Rep. Bob Barr, a former CIA employee and the most vigilant congressman
regarding federal high-tech intrusions, attached a rider to an appropriations
bill last year that required the NSA and the CIA to report to Congress on the
standards Echelon used to tap Americans' communications. In a February letter,
the NSA assured members of Congress that "the NSA's activities are conducted in
accordance with the highest constitutional, legal and ethical standards, and in
compliance with statutes and regulations designed to protect the privacy rights
of U.S. persons.'' Even as it professed it would never act unconstitutionally,
the NSA sought to block further House inquiries into Echelon's operations.

A February report by the European Union alleged that Echelon has been used
for economic espionage. Former CIA Director James Woolsey told a German
newspaper in early March that Echelon collects "economic intelligence." One
example Woolsey gave was espionage aimed at discovering when foreign companies
are paying bribes to obtain contracts that might otherwise go to American
companies. Woolsey elaborated on his views in a condescending March 17 Wall
Street Journal op-ed, justifying Echelon spying on foreign companies because
some foreigners do not obey the U.S. Foreign Corrupt Practices Act. To add
insult to injury, Woolsey noted there's no reason for U.S. companies to steal
backward Europe's secrets.

The most egregious examples of governmental invasion of privacy relate to two
of the most intimate areas in life--your money and your body.
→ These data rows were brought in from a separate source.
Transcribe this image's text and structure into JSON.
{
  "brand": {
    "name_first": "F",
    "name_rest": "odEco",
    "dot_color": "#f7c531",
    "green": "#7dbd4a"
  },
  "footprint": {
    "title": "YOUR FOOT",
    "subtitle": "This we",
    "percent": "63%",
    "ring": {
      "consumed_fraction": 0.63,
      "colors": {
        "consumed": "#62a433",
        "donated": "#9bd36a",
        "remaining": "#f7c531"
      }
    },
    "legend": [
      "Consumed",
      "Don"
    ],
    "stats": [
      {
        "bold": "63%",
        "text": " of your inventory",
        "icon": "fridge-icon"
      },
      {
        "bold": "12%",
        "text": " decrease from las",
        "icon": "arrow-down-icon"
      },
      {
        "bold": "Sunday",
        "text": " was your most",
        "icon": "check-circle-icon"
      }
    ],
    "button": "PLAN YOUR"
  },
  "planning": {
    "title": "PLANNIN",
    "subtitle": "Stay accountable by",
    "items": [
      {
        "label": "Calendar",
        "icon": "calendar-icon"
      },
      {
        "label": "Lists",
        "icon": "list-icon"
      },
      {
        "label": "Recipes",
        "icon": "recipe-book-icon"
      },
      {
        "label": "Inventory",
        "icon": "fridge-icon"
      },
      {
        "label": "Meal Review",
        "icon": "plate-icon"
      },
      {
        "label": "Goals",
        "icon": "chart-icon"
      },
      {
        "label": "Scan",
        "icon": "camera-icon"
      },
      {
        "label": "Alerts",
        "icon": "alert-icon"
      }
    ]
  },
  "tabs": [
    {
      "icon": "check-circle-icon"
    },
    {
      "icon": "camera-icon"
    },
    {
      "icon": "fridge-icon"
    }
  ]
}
In September 1999,
Marvin Goodfriend, a senior vice president at the Federal Reserve Bank of
Richmond, proposed that government use new technology to penalize citizens who
do not spend their cash as fast as government wanted. " The magnetic strip (in
new U.S. currency) could visibly record when a bill was last withdrawn from the
banking system. A carry tax could be deducted from each bill upon deposit
according to how long the bill was in circulation. " Wired News noted that a
federal "carry tax" would "discourage 'hoarding' currency, deter black market
and criminal activities, and boost economic stability during deflationary
periods when interest rates hover near zero." Rep. Ron Paul, a member of the
House Banking Committee, denounced the proposal: "The whole idea is
preposterous. The notion that we're going to tax somebody because they decide to
be frugal and hold a couple of dollars is economic planning at its worst."

Lastly, the Customs Service recently began deploying BodySearch equipment
that allows Customs inspectors to see through the clothes of designated lucky
travelers. The ACLU's Gregory Nojeim warned that the new body scanners could
show "underneath clothing and with clarity, breasts or a penis, and the relative
dimensions of each. The system has a joystick-driven zoom option that allows the
operator to enlarge portions of the image." Customs spokesman Dennis Murphy
explained: "What (BodySearch) does is alleviate the need for us to touch
people, because people don't like to be touched, and we don't blame them,
because our inspectors also feel uncomfortable touching people." The BodySearch
system has a feature that can potentially violate travelers more than a pat-down
from a Customs agent: the capacity to save images of what it views. Travelers
can now look forward to a new kind of trip souvenir: a picture of their privates
on file at a federal agency.